Former garbage dump transformed

| 19 Jun 2024 | 08:24

    Fifteen years ago, Dave Watson-Hallowell, then president of Sustainable West Milford, and I, an herbalist, author and educator, walked the triangle at the intersection of Clinton Road and Warwick Turnpike.

    I tried to envision how we might remove all the garbage and poison ivy covering virtually every inch of the land and turn it into an educational, medicinal herb garden.

    Against all odds, with a small core group of helpers; many volunteers, including my students; and several hard-won grants from Passaic County’s Dig In program, along with a start-up grant from United Plant Savers Native Plant/Botanical Sanctuary program, we created and maintained the Native and Wild Medicinal plant garden, later re-dedicated as the Douglass Memorial Garden, for my beloved partner, who’d put in many hours of labor and teaching there.

    Our garden was open to all, and countless hours of love and labor created it. Hundreds of volunteers from New Jersey, New York, Pennsylvania and Connecticut came to work and attended our free educational programs. I often met people at local shops, restaurants, post office, etc. who told me how much they enjoyed and appreciated the garden.

    Sadly, from the beginning, our efforts were poorly supported by our town, with new trees mowed down numerous times and then complaints about messiness dogging us, lack of understanding about water catchment and compost piles from some neighbors.

    It was daunting but we persevered. Our garden was recognized and awarded a grant by the Passaic County Commissioners, the only medicinal herb garden to get this grant, and I had the honor of accepting the governor’s Jefferson Award in recognition of outstanding volunteer benefit to one’s community.

    I turned the garden over to master gardener Karen Longo and John Harrison in 2018 but continuing problems and lack of clear communication from the Beautification Committee regarding how to resolve them, as well as some sudden shift in contract being required, have made continuing the garden impossible for Karen and John.

    I needed to speak to the tremendous loss to the community that this is. We brought a piece of neglected land to life, rebuilding the dead soil, making habitat for small animals and birds, planting rare botanicals that were raised from seed to help them repopulate in the wild, and building community through work days, parties and educational outdoor classes.

    I would think that our town’s Beautification Committee would do better to recognize and support our efforts, not hamper them.

    What will happen to this former garbage dump that was transformed into a thriving medicinal herb garden now?

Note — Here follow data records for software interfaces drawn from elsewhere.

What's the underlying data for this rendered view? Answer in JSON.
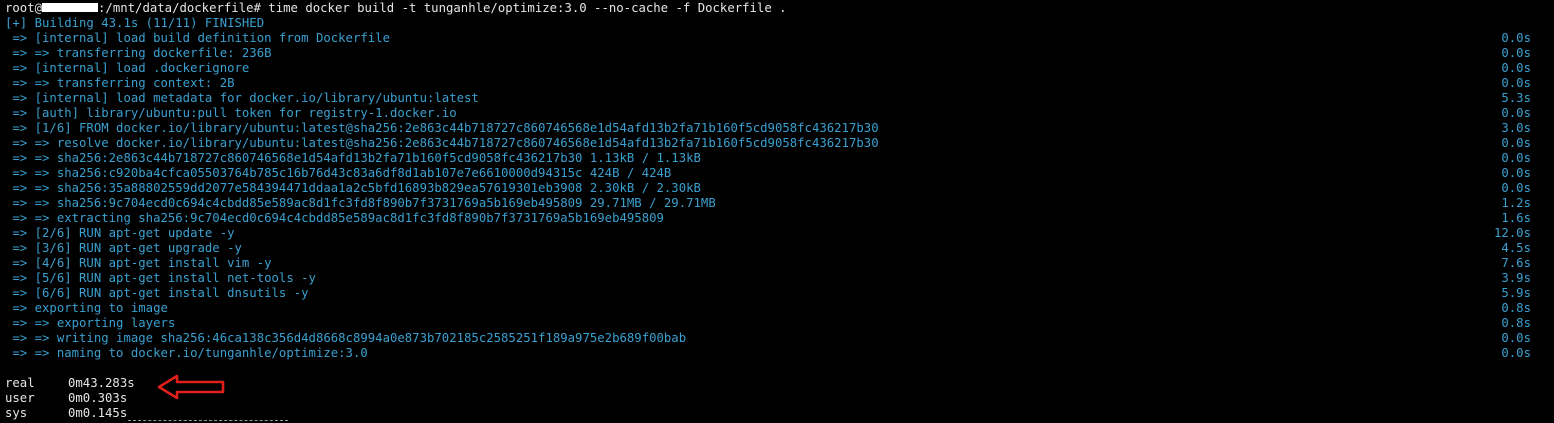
{
  "prompt": {
    "user": "root@",
    "host_tail": ":/mnt/data/dockerfile#",
    "command": " time docker build -t tunganhle/optimize:3.0 --no-cache -f Dockerfile ."
  },
  "status_line": "[+] Building 43.1s (11/11) FINISHED",
  "build_lines": [
    {
      "text": " => [internal] load build definition from Dockerfile",
      "dur": "0.0s"
    },
    {
      "text": " => => transferring dockerfile: 236B",
      "dur": "0.0s"
    },
    {
      "text": " => [internal] load .dockerignore",
      "dur": "0.0s"
    },
    {
      "text": " => => transferring context: 2B",
      "dur": "0.0s"
    },
    {
      "text": " => [internal] load metadata for docker.io/library/ubuntu:latest",
      "dur": "5.3s"
    },
    {
      "text": " => [auth] library/ubuntu:pull token for registry-1.docker.io",
      "dur": "0.0s"
    },
    {
      "text": " => [1/6] FROM docker.io/library/ubuntu:latest@sha256:2e863c44b718727c860746568e1d54afd13b2fa71b160f5cd9058fc436217b30",
      "dur": "3.0s"
    },
    {
      "text": " => => resolve docker.io/library/ubuntu:latest@sha256:2e863c44b718727c860746568e1d54afd13b2fa71b160f5cd9058fc436217b30",
      "dur": "0.0s"
    },
    {
      "text": " => => sha256:2e863c44b718727c860746568e1d54afd13b2fa71b160f5cd9058fc436217b30 1.13kB / 1.13kB",
      "dur": "0.0s"
    },
    {
      "text": " => => sha256:c920ba4cfca05503764b785c16b76d43c83a6df8d1ab107e7e6610000d94315c 424B / 424B",
      "dur": "0.0s"
    },
    {
      "text": " => => sha256:35a88802559dd2077e584394471ddaa1a2c5bfd16893b829ea57619301eb3908 2.30kB / 2.30kB",
      "dur": "0.0s"
    },
    {
      "text": " => => sha256:9c704ecd0c694c4cbdd85e589ac8d1fc3fd8f890b7f3731769a5b169eb495809 29.71MB / 29.71MB",
      "dur": "1.2s"
    },
    {
      "text": " => => extracting sha256:9c704ecd0c694c4cbdd85e589ac8d1fc3fd8f890b7f3731769a5b169eb495809",
      "dur": "1.6s"
    },
    {
      "text": " => [2/6] RUN apt-get update -y",
      "dur": "12.0s"
    },
    {
      "text": " => [3/6] RUN apt-get upgrade -y",
      "dur": "4.5s"
    },
    {
      "text": " => [4/6] RUN apt-get install vim -y",
      "dur": "7.6s"
    },
    {
      "text": " => [5/6] RUN apt-get install net-tools -y",
      "dur": "3.9s"
    },
    {
      "text": " => [6/6] RUN apt-get install dnsutils -y",
      "dur": "5.9s"
    },
    {
      "text": " => exporting to image",
      "dur": "0.8s"
    },
    {
      "text": " => => exporting layers",
      "dur": "0.8s"
    },
    {
      "text": " => => writing image sha256:46ca138c356d4d8668c8994a0e873b702185c2585251f189a975e2b689f00bab",
      "dur": "0.0s"
    },
    {
      "text": " => => naming to docker.io/tunganhle/optimize:3.0",
      "dur": "0.0s"
    }
  ],
  "timing": [
    {
      "label": "real",
      "value": "0m43.283s"
    },
    {
      "label": "user",
      "value": "0m0.303s"
    },
    {
      "label": "sys",
      "value": "0m0.145s"
    }
  ],
  "colors": {
    "background": "#000000",
    "text": "#e6e6e6",
    "docker_output": "#3aa0d0",
    "annotation_arrow": "#e0201c",
    "redaction": "#ffffff"
  },
  "icons": {
    "annotation": "red-arrow-left-icon"
  }
}
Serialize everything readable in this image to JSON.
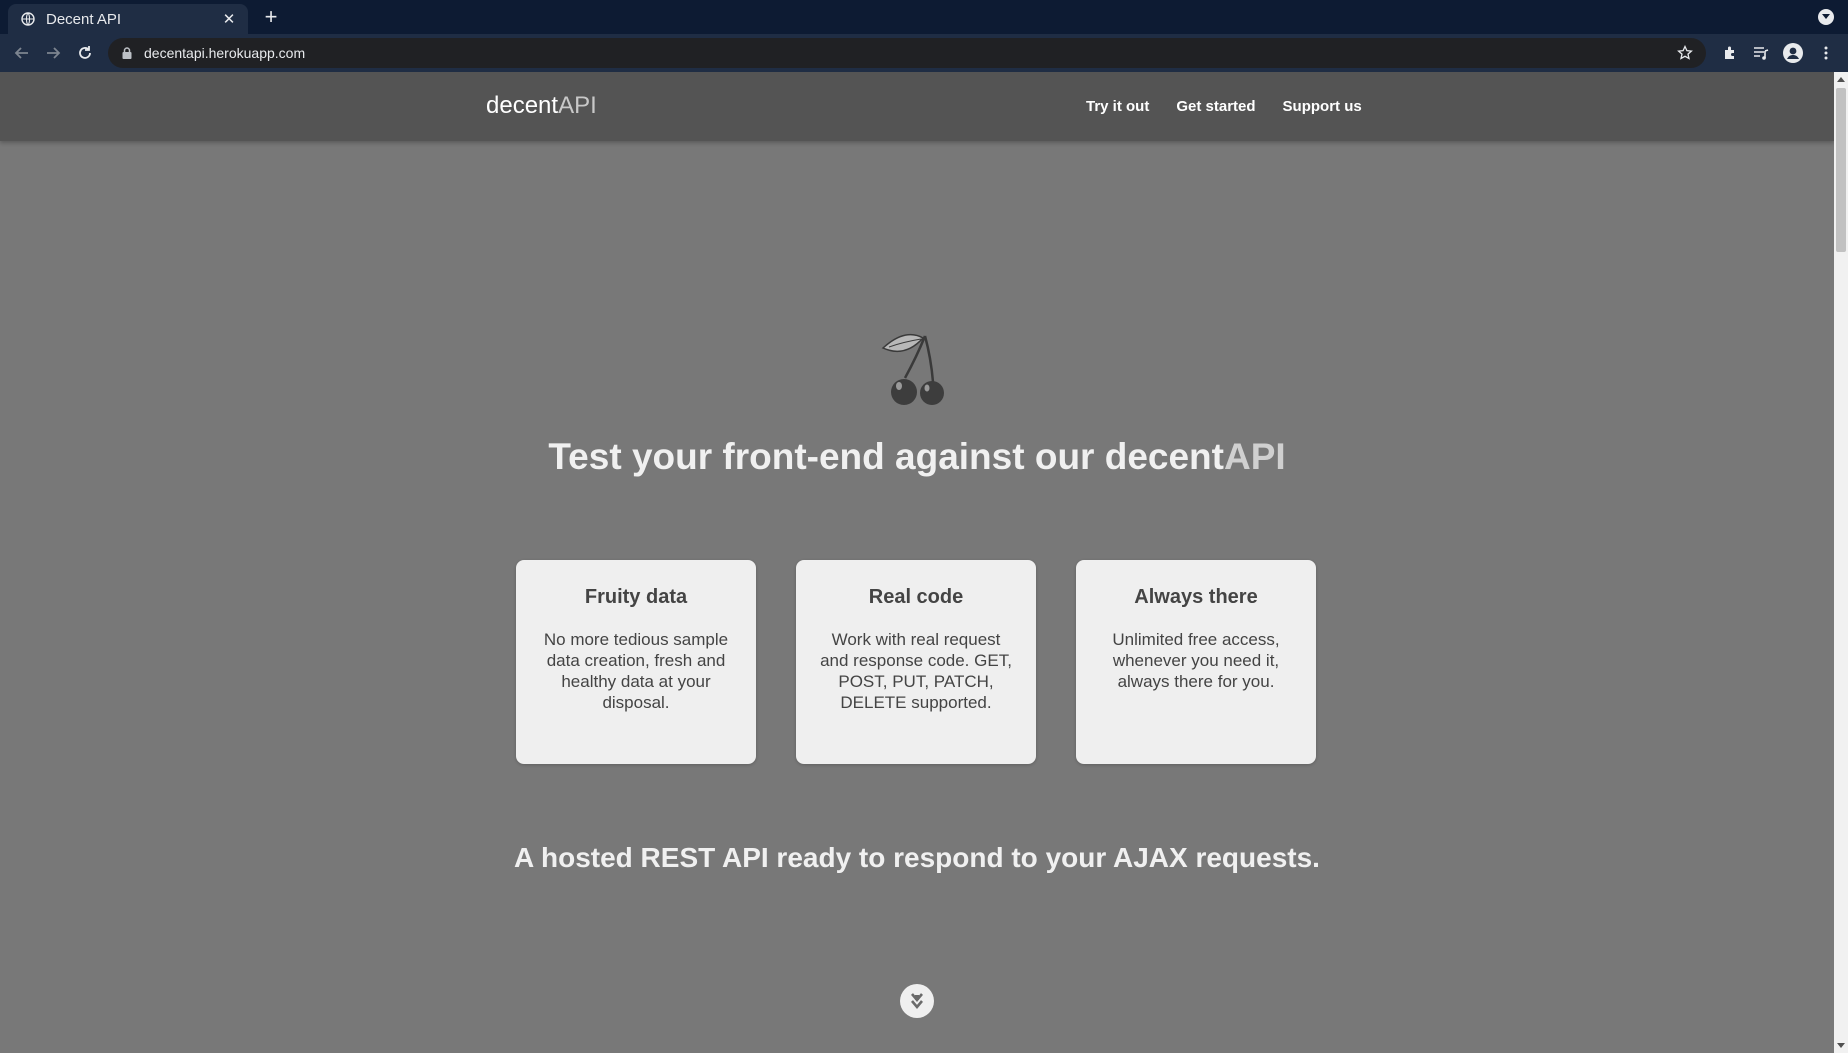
{
  "browser": {
    "tab_title": "Decent API",
    "tab_close": "✕",
    "new_tab": "+",
    "url": "decentapi.herokuapp.com"
  },
  "site": {
    "brand_main": "decent",
    "brand_accent": "API",
    "nav": [
      "Try it out",
      "Get started",
      "Support us"
    ],
    "hero_title_main": "Test your front-end against our decent",
    "hero_title_accent": "API",
    "cards": [
      {
        "title": "Fruity data",
        "body": "No more tedious sample data creation, fresh and healthy data at your disposal."
      },
      {
        "title": "Real code",
        "body": "Work with real request and response code. GET, POST, PUT, PATCH, DELETE supported."
      },
      {
        "title": "Always there",
        "body": "Unlimited free access, whenever you need it, always there for you."
      }
    ],
    "tagline": "A hosted REST API ready to respond to your AJAX requests."
  },
  "icons": {
    "hero": "cherry-icon",
    "scroll": "double-chevron-down-icon"
  },
  "colors": {
    "page_bg": "#787878",
    "nav_bg": "#545454",
    "card_bg": "#efefef",
    "browser_tabstrip": "#0d1b33",
    "browser_toolbar": "#1f2d44"
  }
}
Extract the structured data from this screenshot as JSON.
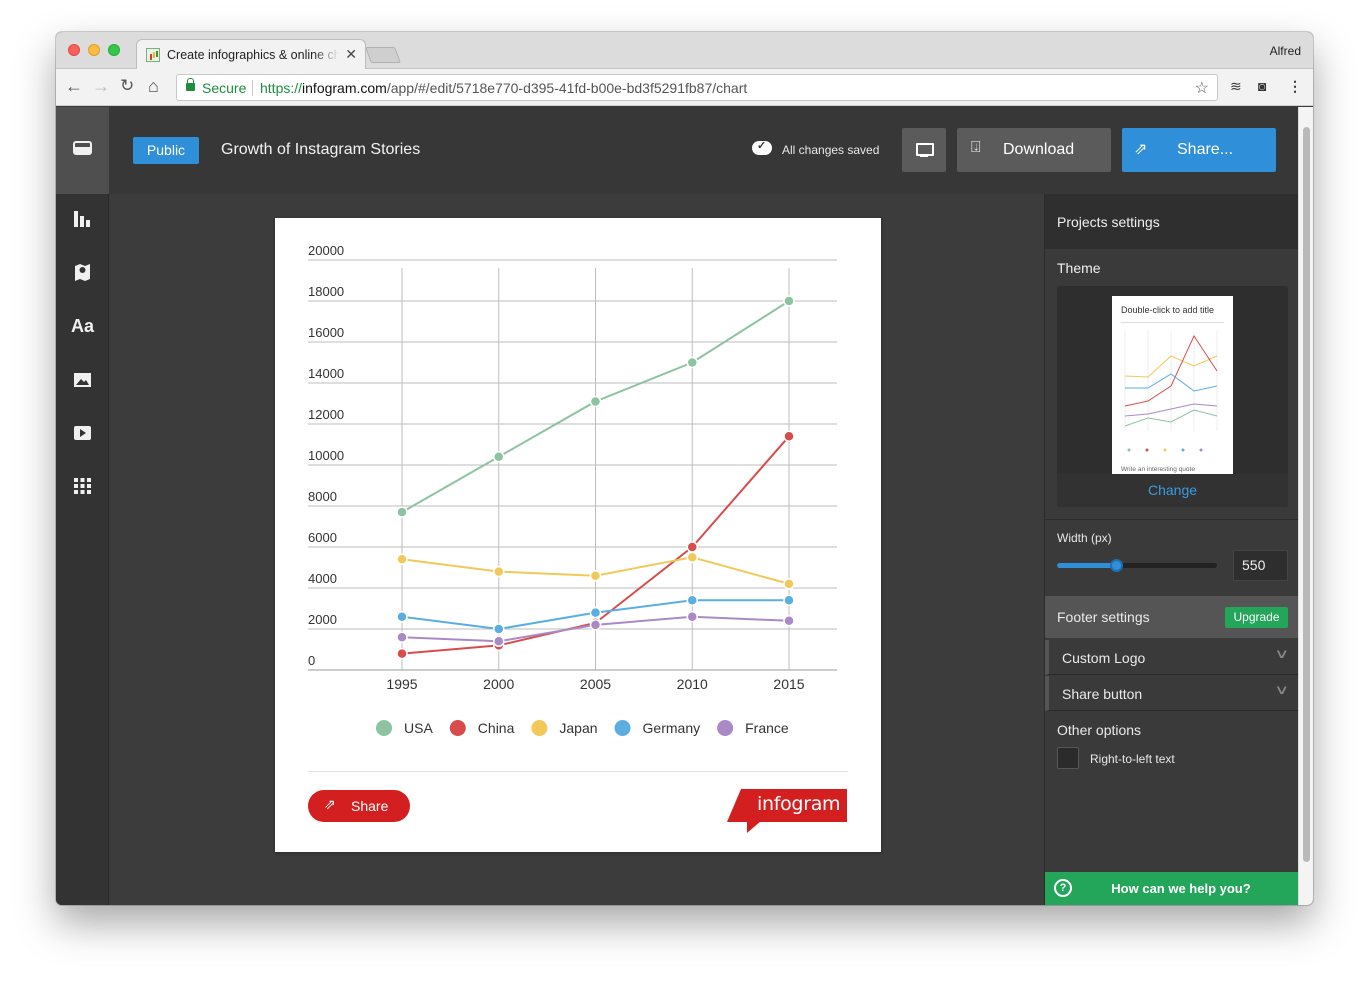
{
  "browser": {
    "tab_title": "Create infographics & online charts",
    "profile": "Alfred",
    "secure_label": "Secure",
    "url_scheme": "https://",
    "url_host": "infogram.com",
    "url_path": "/app/#/edit/5718e770-d395-41fd-b00e-bd3f5291fb87/chart"
  },
  "topbar": {
    "visibility_badge": "Public",
    "title": "Growth of Instagram Stories",
    "save_status": "All changes saved",
    "download_label": "Download",
    "share_label": "Share..."
  },
  "left_rail": {
    "icons": [
      "library-icon",
      "chart-icon",
      "map-icon",
      "text-icon",
      "image-icon",
      "video-icon",
      "grid-icon"
    ]
  },
  "card": {
    "share_label": "Share",
    "brand": "infogram"
  },
  "chart_data": {
    "type": "line",
    "title": "",
    "xlabel": "",
    "ylabel": "",
    "x": [
      1995,
      2000,
      2005,
      2010,
      2015
    ],
    "x_labels": [
      "1995",
      "2000",
      "2005",
      "2010",
      "2015"
    ],
    "ylim": [
      0,
      20000
    ],
    "yticks": [
      0,
      2000,
      4000,
      6000,
      8000,
      10000,
      12000,
      14000,
      16000,
      18000,
      20000
    ],
    "grid": true,
    "legend_position": "bottom",
    "series": [
      {
        "name": "USA",
        "color": "#8dc3a1",
        "values": [
          7700,
          10400,
          13100,
          15000,
          18000
        ]
      },
      {
        "name": "China",
        "color": "#d94c4c",
        "values": [
          800,
          1200,
          2300,
          6000,
          11400
        ]
      },
      {
        "name": "Japan",
        "color": "#f0c95a",
        "values": [
          5400,
          4800,
          4600,
          5500,
          4200
        ]
      },
      {
        "name": "Germany",
        "color": "#5aaee0",
        "values": [
          2600,
          2000,
          2800,
          3400,
          3400
        ]
      },
      {
        "name": "France",
        "color": "#a98ac6",
        "values": [
          1600,
          1400,
          2200,
          2600,
          2400
        ]
      }
    ]
  },
  "panel": {
    "header": "Projects settings",
    "theme_label": "Theme",
    "theme_preview_title": "Double-click to add title",
    "theme_preview_quote": "Write an interesting quote",
    "change_label": "Change",
    "width_label": "Width (px)",
    "width_value": "550",
    "width_slider_fraction": 0.37,
    "footer_label": "Footer settings",
    "upgrade_label": "Upgrade",
    "custom_logo_label": "Custom Logo",
    "share_button_label": "Share button",
    "other_options_label": "Other options",
    "rtl_label": "Right-to-left text",
    "help_label": "How can we help you?"
  },
  "colors": {
    "accent_blue": "#2f8fd8",
    "brand_red": "#d31f1f",
    "help_green": "#23a55a"
  }
}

Nothing? Something even better? Let’s see.

    Robin Rose Bennett